I hope you're reading this blog because you thought to yourself, What in the world can a beer scientist contribute to my practice?
Read on. You might be surprised.
Photo by Jeff Elkins
Lauren Salazar is a sensory specialist and beer blender at New Belgium Brewing Company in Fort Collins, Colorado. What does that mean exactly? She ensures the quality of the scent, flavor and texture of each and every beer that comes out of the brewery. That's why every bottle of Fat Tire Amber Ale you sip tastes exactly the same as the last one did.
Salazar started at the brewery in 1998. A few years into the job, she became passionate about the chemical analysis of beer, and decided she would go back to school for statistics
, chemistry, and of course, brewing. Today she's not only a graduate of the Siebel Institute of Brewing in Chicago, Illinois, but she's also one of their faculty members. New Belgium supported her in every step of the way. She returned from her education to create the sensory evaluation program at the brewery, not to mention a brand new position for herself. She's been working there since.
You're probably still asking yourself what advice Salazar could possibly have for someone in the financial services industry. Quite a bit, actually.
I saw Salazar speak at a sour beer symposium earlier this year, and before she dove into chemical processes, she told her story about creating her own position at New Belgium and completely restructuring the way the company and employees evaluate their products. Here are five pieces of advice she gave us, and my translation of her advice to relate to financial advisors:
Salazar says you need to listen to the beer you're tasting, and it will tell you what it needs to be perfect. I say financial advisors should "listen" to their products, too. Read industry news and studies on what products clients prefer, and you'll be able to perfect your own products.
Another key to listening is really hearing your clients
. Problem solve with them so that the products they buy truly meet their needs.
2. Geek out

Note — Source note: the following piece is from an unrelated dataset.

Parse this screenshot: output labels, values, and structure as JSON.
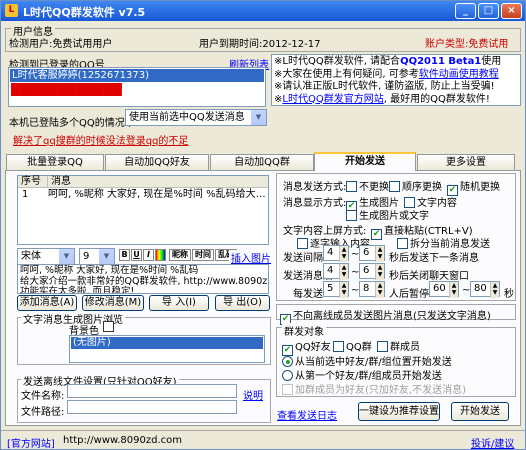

Salazar went to great lengths to understand the scientific processes that go into beer making. She constantly continues her education, too, by practicing these processes in her lab, as well as working with other similar professionals (yes, other professional beer tasters and scientists do exist) to absorb their expertise. She drinks a lot of beer, too. She calls herself "beery."
I'm not saying you should start calling yourself, "insurance-y," but I do think as a financial advisor you should find your niche, read up on it and collaborate with as many experts in your field as you can. Geek out on your practice, and prove to your clients that you've taken the time to educate yourself about the industry.
3. Have a keepsake
"I've been using the same notebook since 1992," Salazar said at the symposium as she held up a frayed, stained spiral notebook for us all to see. It keeps her thoughts all in one place, she says, and helps her track her personal progress since she started her work. Advisors should do this too, perhaps with a notebook or even a blog that they keep. Maybe there is a framed certification on your wall that you look at to remind you of where you came from. Whatever the keepsake is, having one will remind you why you do what you do.
4. Put in your time
Salazar didn't learn her craft overnight. She studied her field for more than a decade and continues to do so every day. She put in the blood, sweat and tears (which can now be seen on her trusty notebook) to learn her craft. She's had her job for 15 years.
Having endurance in your industry, or current job, is a constant educational experience. Clients respect advisors who have put in their time.
5. Be yourself
Salazar was so successful at New Belgium that they allowed her to stay on staff during her time in brewing school, and they even created a new position for her.
Advisors might not have the option to create new jobs for themselves, but they do have the ability to show their personalities to their peers and clients. Customers want to buy products, especially investment products, from genuine human beings
. Being yourself, respectfully of course, will earn you a lot of respect in return.
Still think you can't take advice from a beer scientist about sales?